My opinion of Wally Lamb’s The Hour I First Believed varied quite a bit as I read through it. There was a lot of tragedy happening: the Columbine High School massacre, the war in Iraq, suicides, manslaughter, PTSD, jail time, alcoholism, manslaughter — I could go on. It was a bit of an emotional roller coaster ride.
In the beginning, I was bored. I just didn’t care much about the characters. I thought that the protagonist, Caelum Quirk, was a jerk, and his wife Maureen begins the story by cheating on him, so I didn’t particularly like her, either. Their marital squabbles annoyed me.
We begin the story with Caelum traveling from his current home in Colorado to his childhood home in Connecticut to bury his aunt Lolly, who has recently passed away. It was slow-moving; Lamb writes, at times, with excruciating detail. He also interrupts his main story line with long childhood flashbacks, poorly written from a child’s point of view. (And I can’t stand when he starts a paragraph with something like this, especially from adult-Caelum’s POV: “The janitor at my school? With the peep hole in his broom closet?” Too many “questions”!)
The story immediately picks up beginning with the Columbine massacre. Maureen, trapped in a cabinet in the library during the shooting, is severely, debilitatingly traumatized. Lamb includes not only an accurate depiction of the events that took place that fateful day in ’99 and the names of the actual victims, but he also provides us with very disturbing excerpts and quotations from Harris’s and Klebold’s diaries, online writings, and videos. With the blurring of fact and fiction, it was at times hard to believe that I was reading about a fictional protagonist.

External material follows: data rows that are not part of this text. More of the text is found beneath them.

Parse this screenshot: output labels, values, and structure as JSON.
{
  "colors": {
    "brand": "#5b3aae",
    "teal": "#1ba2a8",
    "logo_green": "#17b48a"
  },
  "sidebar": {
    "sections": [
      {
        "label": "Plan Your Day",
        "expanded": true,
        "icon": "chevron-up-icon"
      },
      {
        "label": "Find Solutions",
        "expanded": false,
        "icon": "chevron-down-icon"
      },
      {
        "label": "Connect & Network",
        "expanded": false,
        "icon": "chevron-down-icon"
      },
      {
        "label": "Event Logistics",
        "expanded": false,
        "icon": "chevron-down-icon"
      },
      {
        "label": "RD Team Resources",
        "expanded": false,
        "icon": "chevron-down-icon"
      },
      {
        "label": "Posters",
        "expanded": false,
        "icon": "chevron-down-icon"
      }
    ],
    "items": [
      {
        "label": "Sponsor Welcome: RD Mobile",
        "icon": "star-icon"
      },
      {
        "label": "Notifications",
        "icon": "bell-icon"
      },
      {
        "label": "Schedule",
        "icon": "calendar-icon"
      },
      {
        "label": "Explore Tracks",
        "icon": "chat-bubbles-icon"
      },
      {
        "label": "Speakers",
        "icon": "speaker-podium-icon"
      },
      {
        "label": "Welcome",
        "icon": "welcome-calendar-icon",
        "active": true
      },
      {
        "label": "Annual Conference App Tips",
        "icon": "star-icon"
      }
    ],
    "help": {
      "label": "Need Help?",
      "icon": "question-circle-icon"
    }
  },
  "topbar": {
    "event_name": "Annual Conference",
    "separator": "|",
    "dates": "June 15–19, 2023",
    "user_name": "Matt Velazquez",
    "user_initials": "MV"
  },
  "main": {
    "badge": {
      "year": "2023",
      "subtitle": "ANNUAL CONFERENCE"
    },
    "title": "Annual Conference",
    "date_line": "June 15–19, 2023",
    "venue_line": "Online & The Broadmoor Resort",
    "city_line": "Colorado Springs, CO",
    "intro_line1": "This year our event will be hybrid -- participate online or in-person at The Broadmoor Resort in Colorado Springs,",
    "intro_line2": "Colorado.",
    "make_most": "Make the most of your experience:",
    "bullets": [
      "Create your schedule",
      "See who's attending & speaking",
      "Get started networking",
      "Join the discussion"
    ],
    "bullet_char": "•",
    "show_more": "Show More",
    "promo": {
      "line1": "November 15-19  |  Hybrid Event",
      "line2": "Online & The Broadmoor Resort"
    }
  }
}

In an attempt to escape the tragedy, the Quirks move to Caelum’s childhood home in Connecticut. Of course, the trouble is far, far from over. Maureen’s crippling PTSD follows her across the country, and Caelum has a very difficult time trying to help her heal. She becomes addicted to Xanax and finds herself in trouble with the law — and here the book veers off in such a new direction that I almost forgot that Columbine was part of the story.
The last third or so of the book really goes downhill. When a new tenant of Caelum’s discovers a goldmine of old diary entries, letters, and other documents of Caelum’s great-grandmother’s in their house, she uses them to write her women’s studies thesis. Unfortunately, I was pretty bored by the thesis — all of which was included in this book. It took me too much out of the story and too far away from the characters I had (finally) begun to root for. The thesis about his ancestors helps Caelum unearth and then solve some mysteries of his family history, but it really slows down the story. Suddenly we’re talking about women’s prisons, the Civil War and slavery? The book is ambitious in scope, but ultimately it tries to encompass way too many events and time periods. (At one point Caelum even refers to Lamb’s two main characters in I Know This Much Is True. It’s a bit much.)
In the end, after a few more big tragic shockers, everything gets tied up nicely — perhaps a bit too nicely.
In all, the story focuses heavily on the psychological effects of violence, be it war or school shootings. Tragedies big or small can set in motion of a vast chain of events. “[S]ome explosion — as local as rifle fire, as worldwide as war — can set things reeling in a whole different direction, can cause a fork in the road. And one path may lead to disintegration, the other to a reordered world.”